The Woodlawn leaders also created after-school tutoring programs at the neighborhood's two K-8 schools for us. This is the program I volunteered for, and this is how I met Johnny. A seventh grader, he has grown five inches since we started working together in the fall of '93. At a school where the average sixth grader tests at the third-grade level in reading and math, Johnny's report card regularly carries D's and F's (though not exclusively, he proudly points out to me). When we meet each Monday and Tuesday, his enthusiasm and intelligence are palpable, if unfocused. We work on his math problems and his book reports. I have introduced him to time zones and Langston Hughes. We joke about his girlfriends, and we play basketball. His teachers tell me his scores have improved.
I, too, am improved. I pass through the chain-link fence and enter the world of my Woodlawn neighbors. Over 100 Law School students are part of Neighbors now and join me in this journey every week. They have built relationships with young men at the drug rehab center who want to pass the GED and people with Alzheimer's who just want to chat.
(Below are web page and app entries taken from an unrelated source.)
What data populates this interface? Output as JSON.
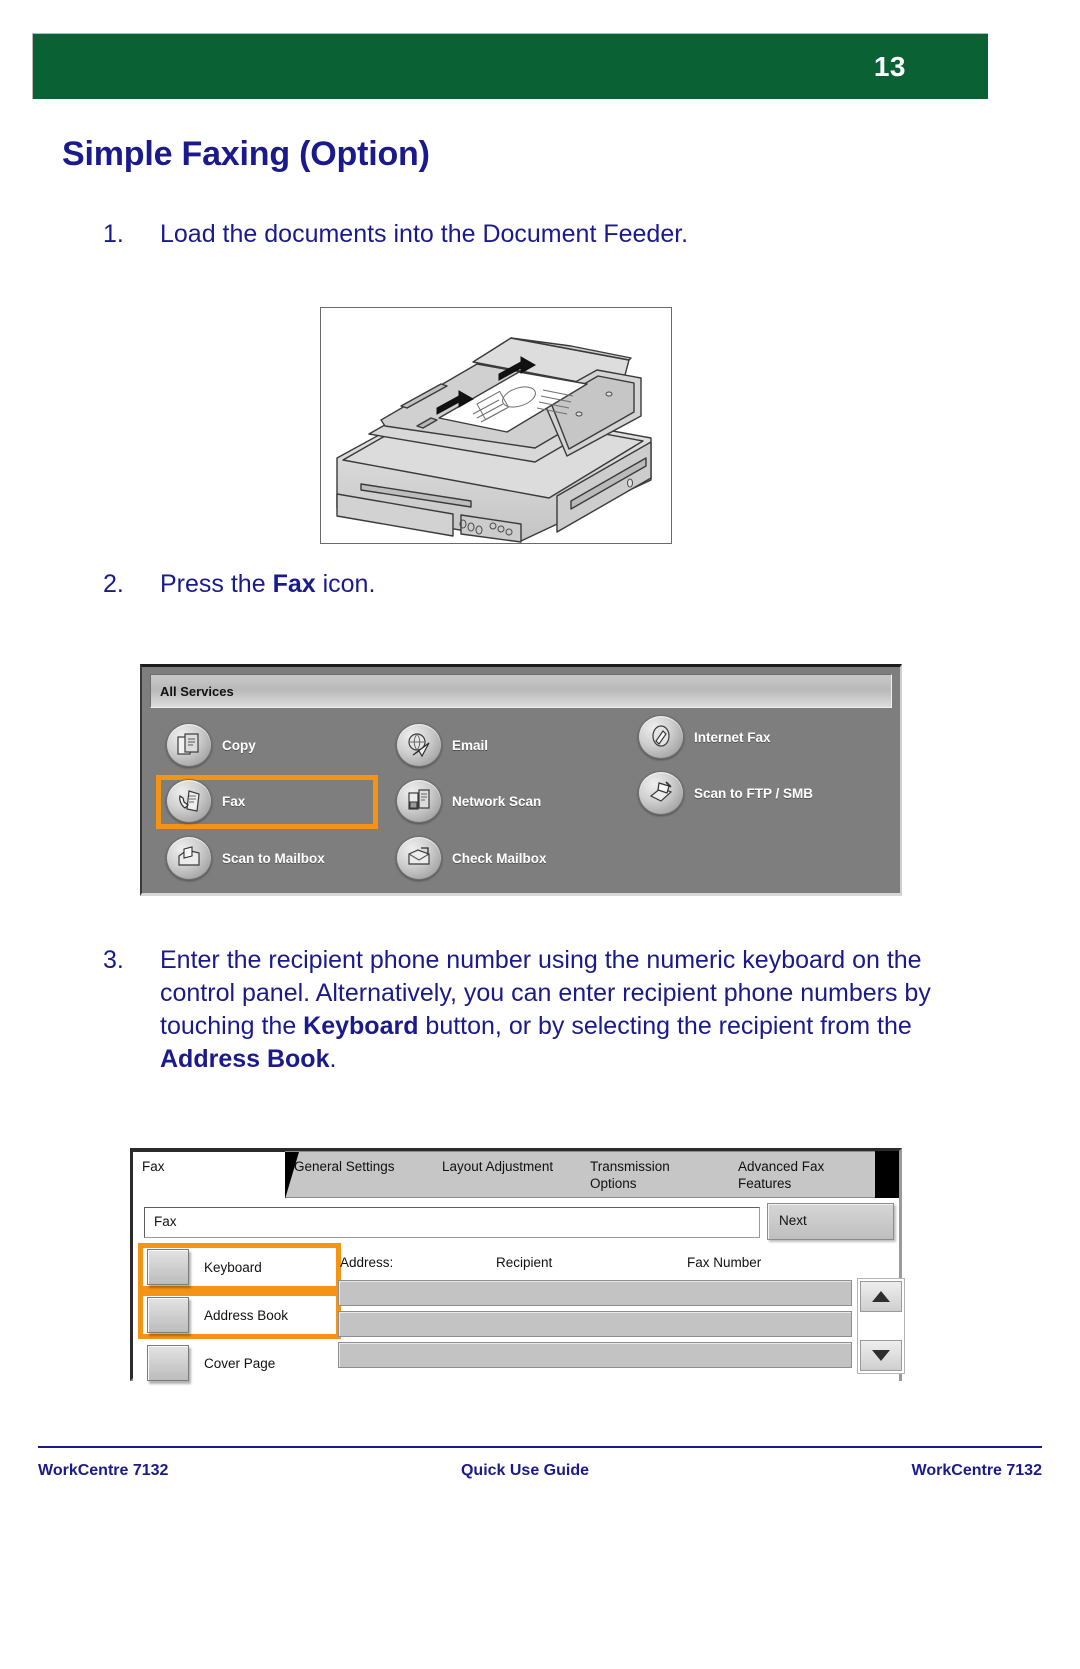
{
  "header": {
    "page_number": "13",
    "band_color": "#0a6134"
  },
  "page_title": "Simple Faxing (Option)",
  "accent_color": "#f59414",
  "text_color": "#1a1a8c",
  "steps": [
    {
      "number": "1.",
      "text_before": "Load the documents into the Document Feeder.",
      "bold": "",
      "text_after": ""
    },
    {
      "number": "2.",
      "text_before": "Press the ",
      "bold": "Fax",
      "text_after": " icon."
    },
    {
      "number": "3.",
      "text_before": "Enter the recipient phone number using the numeric keyboard on the control panel.  Alternatively, you can enter recipient phone numbers by touching the ",
      "bold": "Keyboard",
      "text_mid": " button, or by selecting the recipient from the ",
      "bold2": "Address Book",
      "text_after": "."
    }
  ],
  "illustration": {
    "caption": "copier-with-document-feeder-illustration"
  },
  "all_services": {
    "title": "All Services",
    "items": [
      {
        "label": "Copy",
        "icon": "copy-icon",
        "highlighted": false
      },
      {
        "label": "Email",
        "icon": "email-icon",
        "highlighted": false
      },
      {
        "label": "Internet Fax",
        "icon": "internet-fax-icon",
        "highlighted": false
      },
      {
        "label": "Fax",
        "icon": "fax-icon",
        "highlighted": true
      },
      {
        "label": "Network Scan",
        "icon": "network-scan-icon",
        "highlighted": false
      },
      {
        "label": "Scan to FTP / SMB",
        "icon": "scan-to-ftp-icon",
        "highlighted": false
      },
      {
        "label": "Scan to Mailbox",
        "icon": "scan-to-mailbox-icon",
        "highlighted": false
      },
      {
        "label": "Check Mailbox",
        "icon": "check-mailbox-icon",
        "highlighted": false
      }
    ]
  },
  "fax_screen": {
    "tabs": [
      {
        "label": "Fax",
        "active": true
      },
      {
        "label": "General Settings",
        "active": false
      },
      {
        "label": "Layout Adjustment",
        "active": false
      },
      {
        "label": "Transmission\nOptions",
        "line1": "Transmission",
        "line2": "Options",
        "active": false
      },
      {
        "label": "Advanced Fax\nFeatures",
        "line1": "Advanced Fax",
        "line2": "Features",
        "active": false
      }
    ],
    "address_field_value": "Fax",
    "next_button": "Next",
    "side_buttons": [
      {
        "label": "Keyboard",
        "highlighted": true
      },
      {
        "label": "Address Book",
        "highlighted": true
      },
      {
        "label": "Cover Page",
        "highlighted": false
      }
    ],
    "columns": {
      "address": "Address:",
      "recipient": "Recipient",
      "fax_number": "Fax Number"
    },
    "scroll_up": "scroll-up-arrow",
    "scroll_down": "scroll-down-arrow",
    "rows": [
      "",
      "",
      ""
    ]
  },
  "footer": {
    "left": "WorkCentre 7132",
    "center": "Quick Use Guide",
    "right": "WorkCentre 7132"
  }
}
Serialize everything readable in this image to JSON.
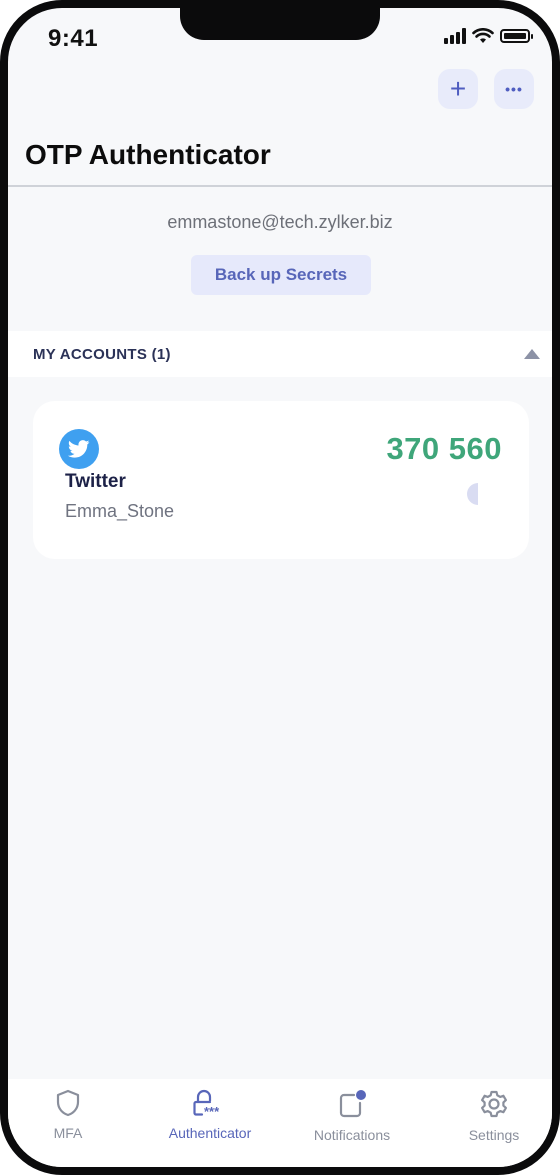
{
  "status_bar": {
    "time": "9:41"
  },
  "header": {
    "add_button": "+",
    "more_button": "•••",
    "title": "OTP Authenticator"
  },
  "user": {
    "email": "emmastone@tech.zylker.biz",
    "backup_label": "Back up Secrets"
  },
  "accounts_section": {
    "label": "MY ACCOUNTS  (1)"
  },
  "accounts": [
    {
      "service": "Twitter",
      "username": "Emma_Stone",
      "code": "370 560",
      "icon": "twitter-icon",
      "remaining_fraction": 0.5
    }
  ],
  "tabs": [
    {
      "label": "MFA",
      "icon": "shield-icon",
      "active": false
    },
    {
      "label": "Authenticator",
      "icon": "lock-icon",
      "active": true
    },
    {
      "label": "Notifications",
      "icon": "notification-icon",
      "active": false
    },
    {
      "label": "Settings",
      "icon": "gear-icon",
      "active": false
    }
  ],
  "colors": {
    "accent": "#5866b9",
    "otp_green": "#3fa67a",
    "twitter_blue": "#3fa0f0",
    "background": "#f7f8fa"
  }
}
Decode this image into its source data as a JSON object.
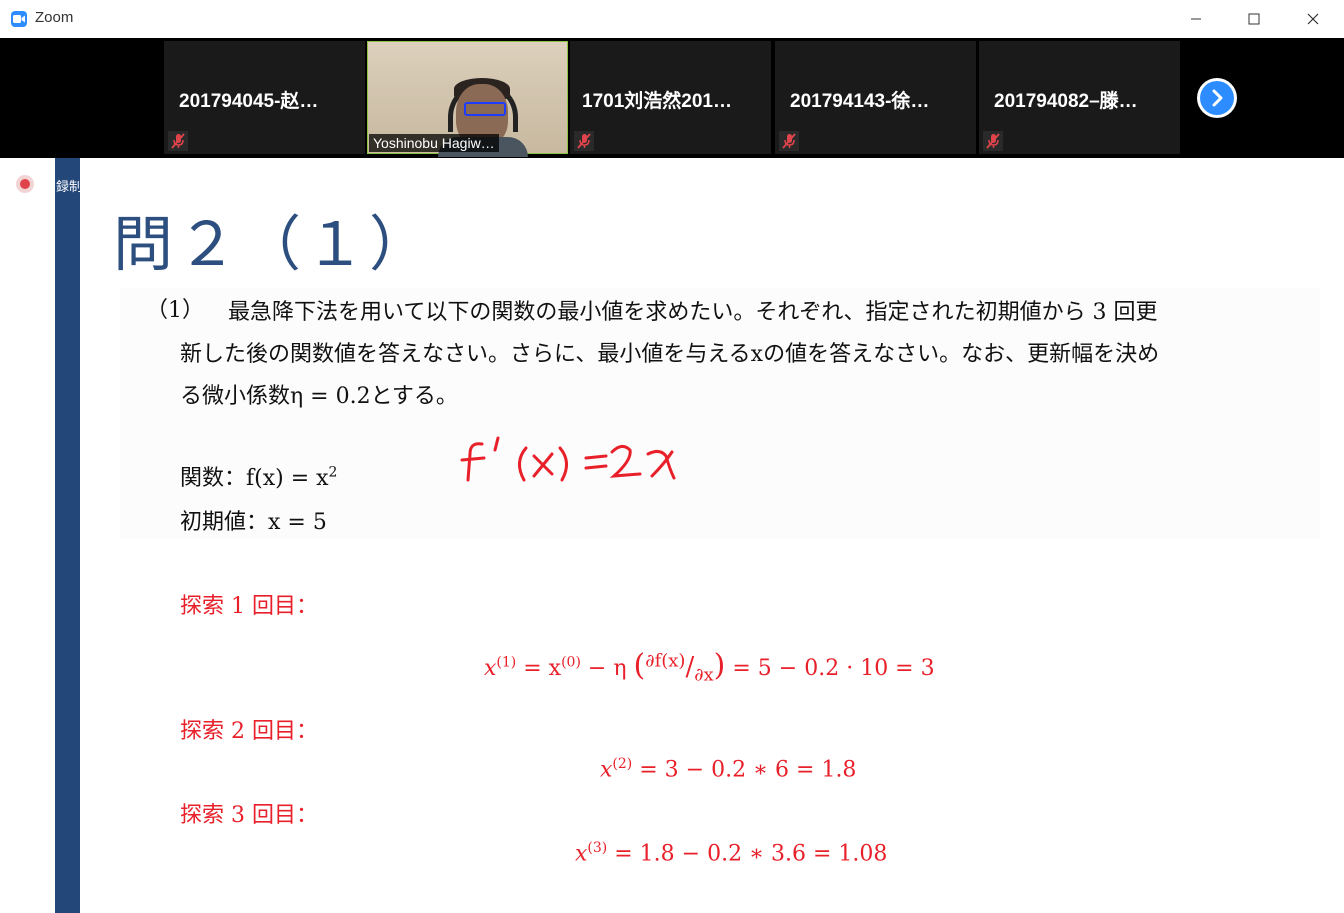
{
  "window": {
    "app_title": "Zoom"
  },
  "strip": {
    "participants": [
      {
        "name": "201794045-赵…",
        "muted": true
      },
      {
        "name": "Yoshinobu Hagiw…",
        "muted": false,
        "video": true
      },
      {
        "name": "1701刘浩然201…",
        "muted": true
      },
      {
        "name": "201794143-徐…",
        "muted": true
      },
      {
        "name": "201794082–滕…",
        "muted": true
      }
    ]
  },
  "recording": {
    "label": "録制"
  },
  "slide": {
    "title": "問２（１）",
    "problem_number": "（1）",
    "problem_text_line1": "最急降下法を用いて以下の関数の最小値を求めたい。それぞれ、指定された初期値から 3 回更",
    "problem_text_line2": "新した後の関数値を答えなさい。さらに、最小値を与えるxの値を答えなさい。なお、更新幅を決め",
    "problem_text_line3": "る微小係数η = 0.2とする。",
    "function_label": "関数：f(x) = x",
    "function_exp": "2",
    "initial_label": "初期値：x = 5",
    "handwriting": "f'(x)=2x",
    "steps": [
      {
        "label": "探索 1 回目：",
        "formula_lhs": "x",
        "formula_sup": "(1)",
        "formula_rest": " = x",
        "formula_sup2": "(0)",
        "formula_tail": " − η",
        "formula_frac_num": "∂f(x)",
        "formula_frac_den": "∂x",
        "formula_end": " = 5 − 0.2 · 10 = 3"
      },
      {
        "label": "探索 2 回目：",
        "formula_lhs": "x",
        "formula_sup": "(2)",
        "formula_rest": " = 3 − 0.2 ∗ 6 = 1.8"
      },
      {
        "label": "探索 3 回目：",
        "formula_lhs": "x",
        "formula_sup": "(3)",
        "formula_rest": " = 1.8 − 0.2 ∗ 3.6 = 1.08"
      }
    ]
  },
  "colors": {
    "accent_blue": "#2d8cff",
    "slide_bar": "#24477a",
    "title_blue": "#2d4f80",
    "red": "#e8202a"
  }
}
Our journey takes us outside the insulated legal world we live in and gives us new insights into the law, new perspectives on the Law School, and new knowledge about ourselves.
Most importantly, though, it gives us new friendships. Last May, the Woodlawn community suggested a joint Law School-Woodlawn party to celebrate the first year of Neighbors. At the YWCA over cake and punch, we mingled together. Volunteers and their Woodlawn friends exchanged hugs and laughs. University administrators talked with Woodlawn social-service leaders. A sixth grader sang, "It's So Hard to Say Good-bye"; another read a poem. Speeches were given and thank yous exchanged. And then we cleaned up and went our separate ways, half of us north, half south.
And as we returned to our school's fenced-in area, the fence no longer meant so much. The barriers that had kept us apart no longer seemed so high. We had created a new community-people with common interests, relationships, memories. Both sides of the fence could now look to the other side and smile warmly. And I had a new friend, my neighbor named Johnny.
David Hoffman grew up in the Chicago area. Next year, he'll clerk for a federal appellate judge in New York City.